▶ _TO DO_
Would you pull out every line of the material that contains the string "group"?

▶ _STUDY MATERIAL_

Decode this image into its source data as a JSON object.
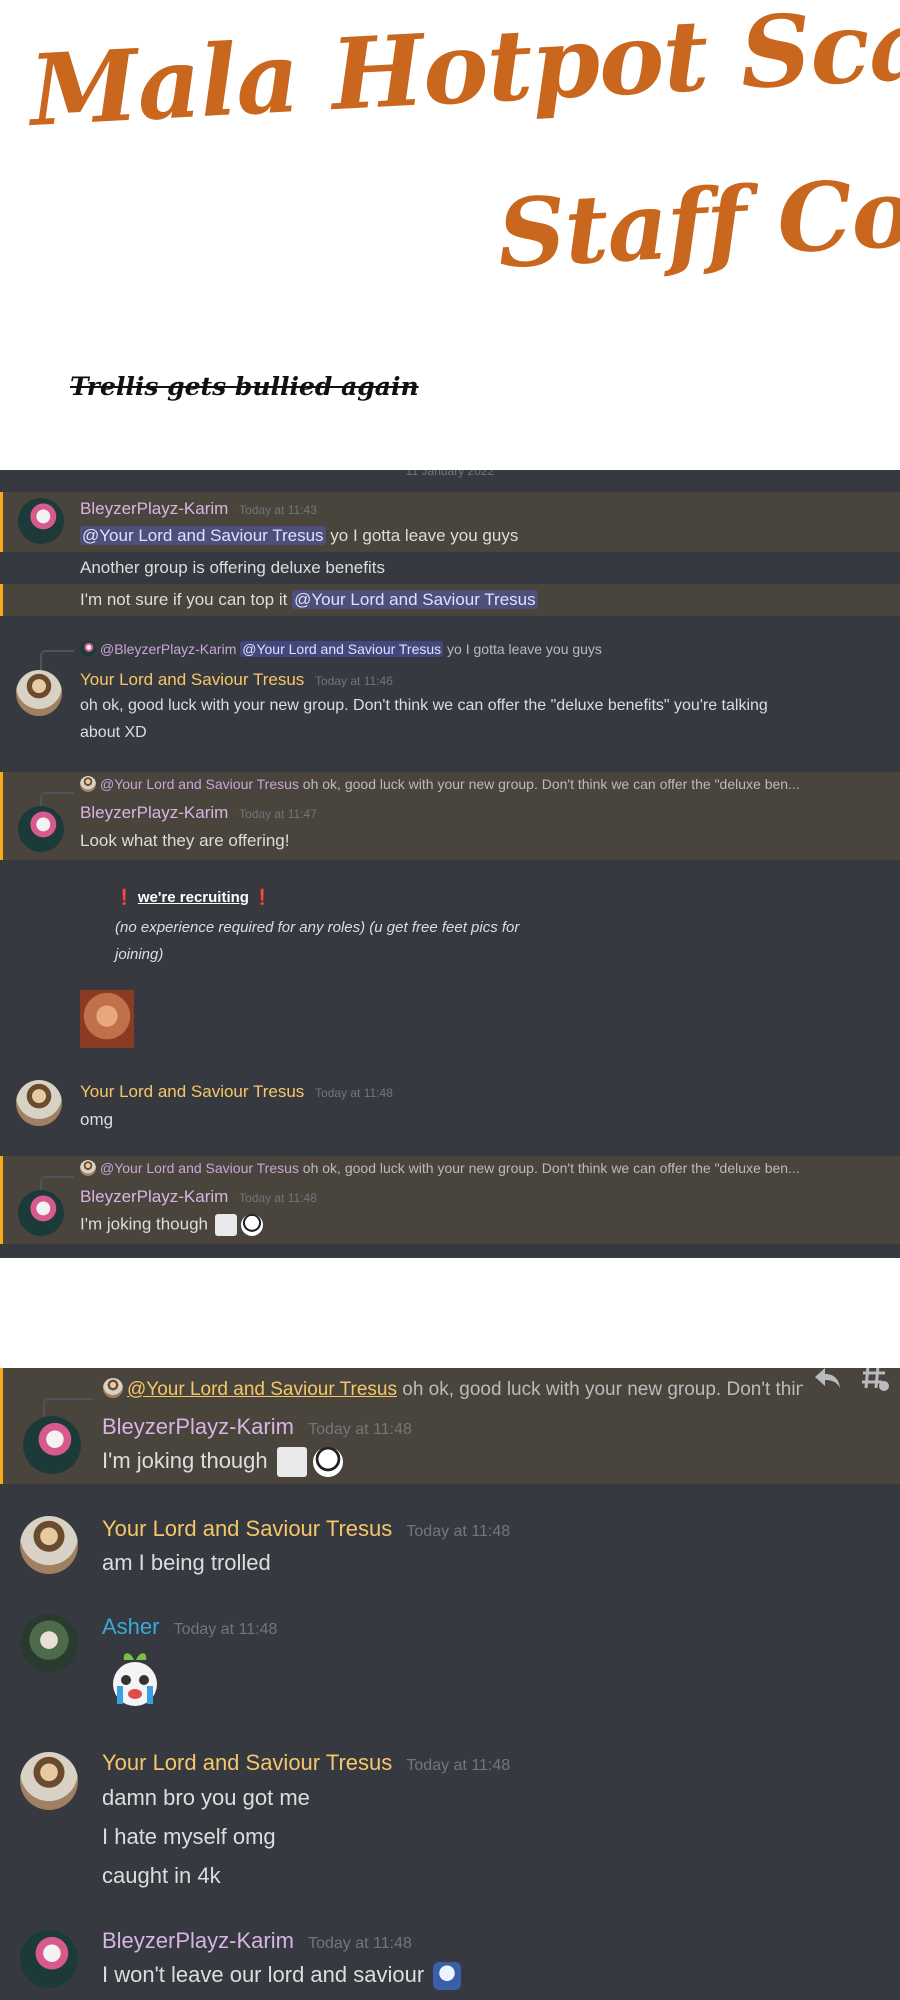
{
  "header": {
    "title_line1": "Mala Hotpot Scans",
    "title_line2": "Staff Corner",
    "subtitle": "Trellis gets bullied again"
  },
  "panel1": {
    "date_divider": "11 January 2022",
    "m1": {
      "author": "BleyzerPlayz-Karim",
      "time": "Today at 11:43",
      "line1_mention": "@Your Lord and Saviour Tresus",
      "line1_text": " yo I gotta leave you guys",
      "line2": "Another group is offering deluxe benefits",
      "line3_text": "I'm not sure if you can top it ",
      "line3_mention": "@Your Lord and Saviour Tresus"
    },
    "m2": {
      "reply_author": "@BleyzerPlayz-Karim",
      "reply_mention": "@Your Lord and Saviour Tresus",
      "reply_text": " yo I gotta leave you guys",
      "author": "Your Lord and Saviour Tresus",
      "time": "Today at 11:46",
      "text_line1": "oh ok, good luck with your new group. Don't think we can offer the \"deluxe benefits\" you're talking",
      "text_line2": "about XD"
    },
    "m3": {
      "reply_author": "@Your Lord and Saviour Tresus",
      "reply_text": " oh ok, good luck with your new group. Don't think we can offer the \"deluxe ben...",
      "author": "BleyzerPlayz-Karim",
      "time": "Today at 11:47",
      "text": "Look what they are offering!",
      "embed_excl": "❗",
      "embed_title": "we're recruiting",
      "embed_desc": "(no experience required for any roles) (u get free feet pics for joining)"
    },
    "m4": {
      "author": "Your Lord and Saviour Tresus",
      "time": "Today at 11:48",
      "text": "omg"
    },
    "m5": {
      "reply_author": "@Your Lord and Saviour Tresus",
      "reply_text": " oh ok, good luck with your new group. Don't think we can offer the \"deluxe ben...",
      "author": "BleyzerPlayz-Karim",
      "time": "Today at 11:48",
      "text": "I'm joking though"
    }
  },
  "panel2": {
    "m1": {
      "reply_author": "@Your Lord and Saviour Tresus",
      "reply_text": " oh ok, good luck with your new group. Don't thin",
      "author": "BleyzerPlayz-Karim",
      "time": "Today at 11:48",
      "text": "I'm joking though"
    },
    "m2": {
      "author": "Your Lord and Saviour Tresus",
      "time": "Today at 11:48",
      "text": "am I being trolled"
    },
    "m3": {
      "author": "Asher",
      "time": "Today at 11:48"
    },
    "m4": {
      "author": "Your Lord and Saviour Tresus",
      "time": "Today at 11:48",
      "line1": "damn bro you got me",
      "line2": "I hate myself omg",
      "line3": "caught in 4k"
    },
    "m5": {
      "author": "BleyzerPlayz-Karim",
      "time": "Today at 11:48",
      "text": "I won't leave our lord and saviour"
    },
    "icons": [
      "reply-icon",
      "create-thread-icon"
    ]
  },
  "colors": {
    "title": "#c9671f",
    "panel_bg": "#36393f",
    "highlight_bg": "#49443c",
    "highlight_border": "#faa81a",
    "karim_name": "#d8b4e4",
    "tresus_name": "#f6c768",
    "asher_name": "#3ba9d9"
  }
}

▶ _YOUR SOLUTION_
      "line2": "Another group is offering deluxe benefits",
      "text_line1": "oh ok, good luck with your new group. Don't think we can offer the \"deluxe benefits\" you're talking",
      "reply_text": " oh ok, good luck with your new group. Don't think we can offer the \"deluxe ben...",
      "reply_text": " oh ok, good luck with your new group. Don't think we can offer the \"deluxe ben...",
      "reply_text": " oh ok, good luck with your new group. Don't thin",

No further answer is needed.